I'm not sure if this should be an answer or a comment, since it is an idea, or "sketch of proof ".
Consider the equivalent definition: $X$ is a simply connected space if it is path-connected and for all $x\in X$, any loop with basepoint $x$ (i.e. continuous $\alpha : I \rightarrow X$ such that $\alpha (0)=\alpha (1)=x$) is homotopy equivalent to the constant path $x$.
Suppose $U$ is not simply connected and take a simple closed curve (this is a loop), not homotopy equivalent to a constant path. This curve contained in $U$ divides the plane in two regions $A$ and $B$, one of them bounded, say $A$. The interior of $A$ has points of $U^c$, otherwise you could shrink the loop to a point staying within $U$. Observe that $B\cap U^c \neq \varnothing$ as well, since $U$ is bounded.

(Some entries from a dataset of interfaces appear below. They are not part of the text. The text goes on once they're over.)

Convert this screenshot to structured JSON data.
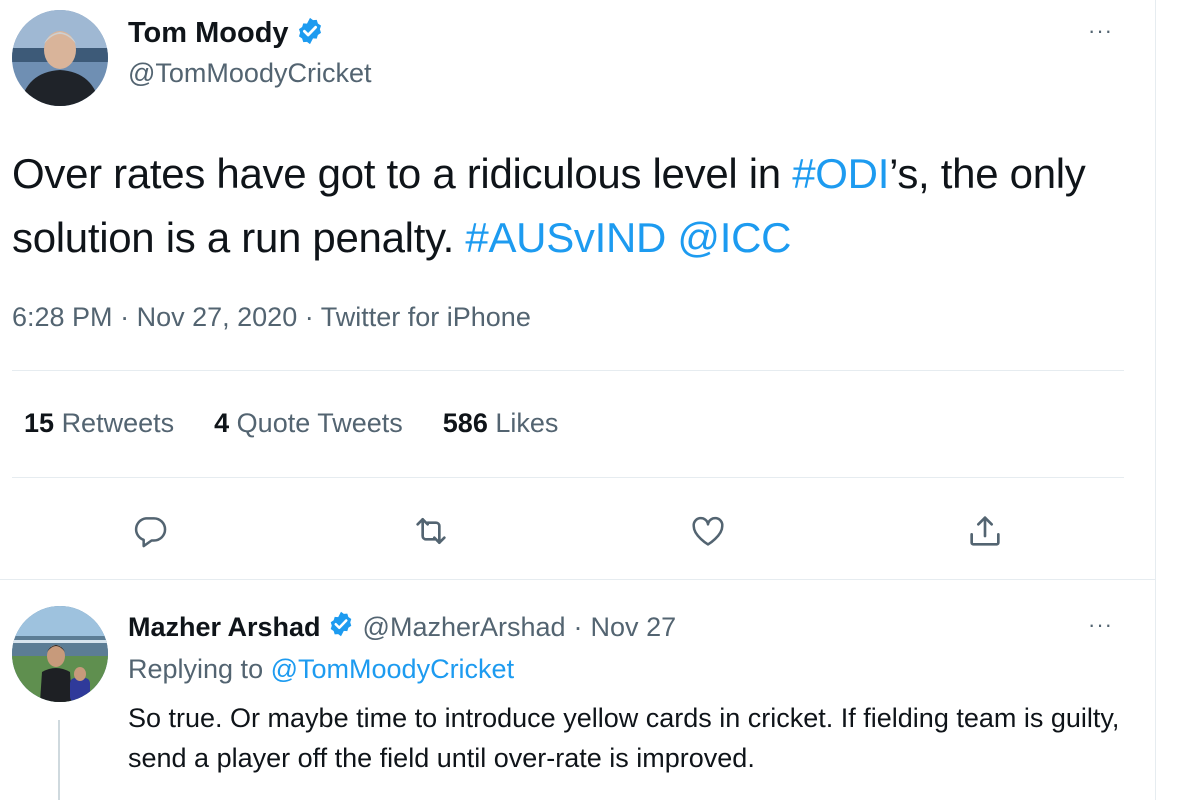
{
  "main_tweet": {
    "name": "Tom Moody",
    "handle": "@TomMoodyCricket",
    "text_1": "Over rates have got to a ridiculous level in ",
    "hashtag_odi": "#ODI",
    "text_2": "’s, the only solution is a run penalty. ",
    "hashtag_ausvind": "#AUSvIND",
    "mention_icc": "@ICC",
    "time": "6:28 PM",
    "date": "Nov 27, 2020",
    "source": "Twitter for iPhone",
    "separator": "·",
    "stats": {
      "retweets_count": "15",
      "retweets_label": "Retweets",
      "quotes_count": "4",
      "quotes_label": "Quote Tweets",
      "likes_count": "586",
      "likes_label": "Likes"
    },
    "more_label": "···"
  },
  "reply_tweet": {
    "name": "Mazher Arshad",
    "handle": "@MazherArshad",
    "separator": "·",
    "date": "Nov 27",
    "replying_prefix": "Replying to",
    "replying_to": "@TomMoodyCricket",
    "text": "So true. Or maybe time to introduce yellow cards in cricket. If fielding team is guilty, send a player off the field until over-rate is improved.",
    "more_label": "···"
  },
  "icons": [
    "verified-badge-icon",
    "reply-icon",
    "retweet-icon",
    "like-icon",
    "share-icon",
    "more-icon"
  ],
  "colors": {
    "link": "#1d9bf0",
    "secondary_text": "#536471",
    "primary_text": "#0f1419",
    "divider": "#e6ecf0"
  }
}
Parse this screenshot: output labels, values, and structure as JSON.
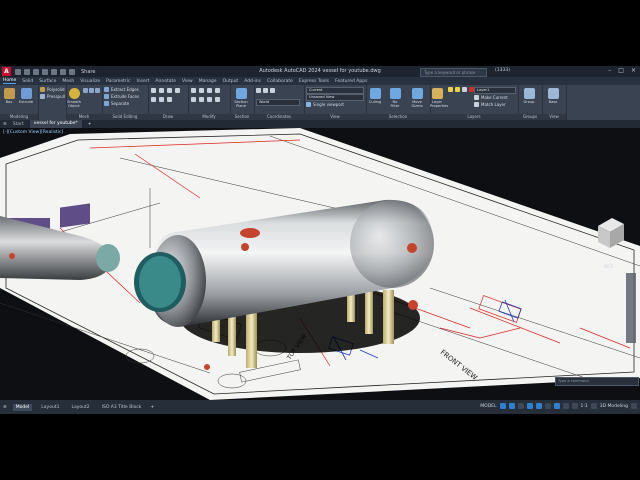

Now to show that $U^c$ is not connected, consider the pair of disjoint nonempty open sets of $U^c$ given by taking intersection of $U^c$ and the interiors of $A$ and $B$.